Strict Liability 1) Nature of D's activity imposes an absolute duty to make safe 2) The dangerous aspect was the actual/proximate cause of injury 3) P suffered damage. Duty is owed to all foreseeable P's
Strict Liability: Animals Strictly liable for reasonably foreseeable damage by your trespassing animal. Strictly liable for non-trespassers for keeping wild animals. Not strictly liable for injuries your domestic animals cause unless you know it has dangerous propensities.
Strict Liability: Abnormally Dangerous Activities 1) Activity creates a foreseeable risk of serious harm even when reasonable care exercised 2) Activity not a matter of common usage in the community.
Five Theories of Products Liability 1) Intent 2) Negligence 3) Strict Liability 4) Implied Warranties: Fitness for a particular purpose, warranty of merchantability 5) Representation theories (express warranty, misrepresentation)
Common Elements, Products Libability 1) Defect (manufacturing, design, or inadequate warnings) 2) Existence of defect when product left D's control Any foreseeable P can sue anyone in chain of mfg'ing.
Products Liability, Intent Compensatory damages available; also punitive. Defenses same as intentional torts.
Products Liability, Negligence Same prima facie as negligence. Breach is 1) negligent conduct of D 2) leading to the supplying of a defective product. Intermediary negligent failure to discover is not superseding cause if foreseeable. Need physical/property injury, not just economic
Products Liability, Strict Tort 1) Strict duty owed by commercial supplier 2) Production or sale of defective product 3) Causation 4) Damages. Product not altered before getting to P. Can't be incidental to a service. Retailers can be liable even w/o opp. to inspect.
Products Liability, Implied Warranties of Merchantability and Fitness Any goods seller can breach warr. of merchantability (goods to be avg. quality, generally fit for ordinary purpose) and fitness for particular purpose. Causation same as breach. Damages include purely economic loss. Only purchaser, family, guests can sue.
Products Liability, Representation (Express Warranty) An affirmation of fact that forms part of bargain is an express warranty. If buyer sues, warranty must have been part of bargain; not necessary if P doesn't have privity (bystander). No fault necessary, just that product didn't meet warranty.
Products Liability, Misrepresentation of Fact 1) Statement was a material fact concerning quality or uses of goods (not puffery) 2) Seller intended to induce reliance by buyer in particular transaction. 3) Justifiable reliance by buyer (privity irrelevant).
Private Nuisance A substantial, unreasonable interference with another's use or enjoyment of property to which he possesses or has immediate right of possession. Substantial: offensive to avg. person in community. Unreasonable: Severity of injury > benefit of D's conduc
Public Nuisance Act that unreasonably interferes with health, safety or property rights of community.

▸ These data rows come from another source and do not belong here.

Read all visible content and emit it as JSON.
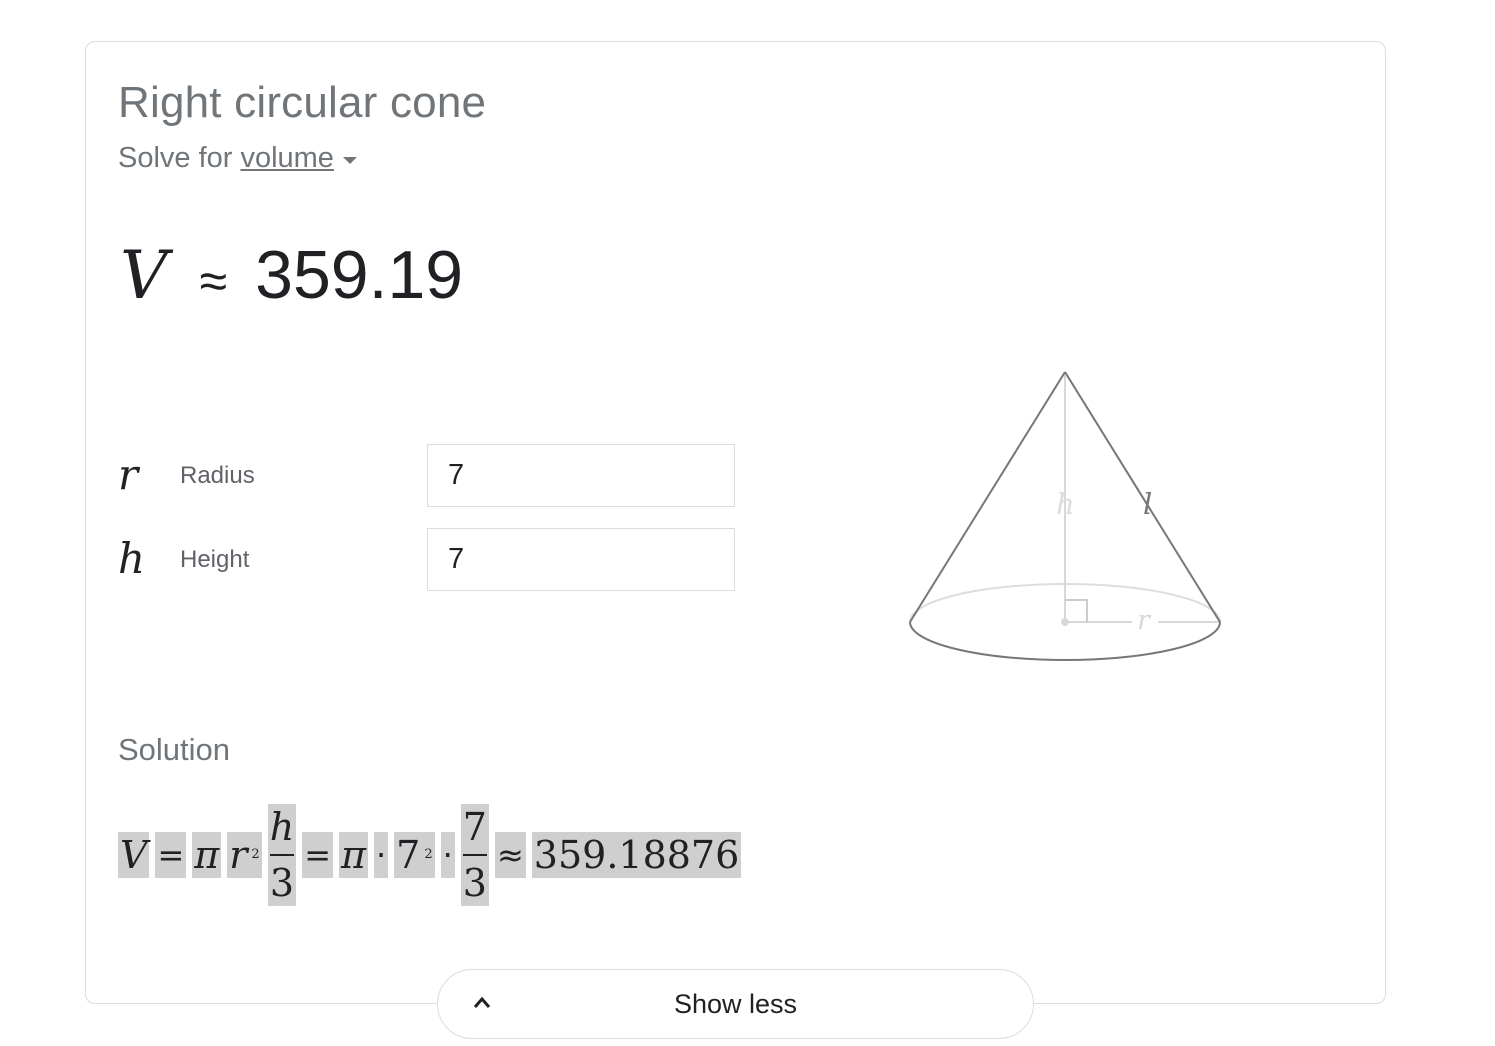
{
  "card": {
    "title": "Right circular cone",
    "solve_for_prefix": "Solve for",
    "solve_for_target": "volume"
  },
  "result": {
    "variable": "V",
    "approx_symbol": "≈",
    "value": "359.19"
  },
  "parameters": [
    {
      "symbol": "r",
      "label": "Radius",
      "value": "7"
    },
    {
      "symbol": "h",
      "label": "Height",
      "value": "7"
    }
  ],
  "diagram": {
    "height_label": "h",
    "slant_label": "l",
    "radius_label": "r"
  },
  "solution": {
    "heading": "Solution",
    "tokens": {
      "v": "V",
      "eq1": "=",
      "pi1": "π",
      "r": "r",
      "r_exp": "2",
      "frac1_num": "h",
      "frac1_den": "3",
      "eq2": "=",
      "pi2": "π",
      "dot1": "·",
      "seven": "7",
      "seven_exp": "2",
      "dot2": "·",
      "frac2_num": "7",
      "frac2_den": "3",
      "approx": "≈",
      "value": "359.18876"
    }
  },
  "footer": {
    "show_less_label": "Show less"
  },
  "colors": {
    "title_gray": "#70757a",
    "text_dark": "#202124",
    "border": "#dadce0",
    "highlight": "#cfcfcf"
  }
}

Private P can only recover if suffered unique damage not suffered by public at large. Zoning regulation not a defense, but is persuasive.
Necessity Defense Only available for property torts - a person may interfere with property when it's necessary to avoid an injury substantially more serious. If the interference is for private good, the person must pay for damage.
Duty for Negligent Infliction of Emotional Distress: Special Situations 1) Defendant's negligence causes great likelihood of severe emotional distress 2) Emotional distress results. No physical damages needed. ONLY IN SPECIAL CASES: misdiagnosing a terminal disease, handling a family member corpse.
Created by: froglop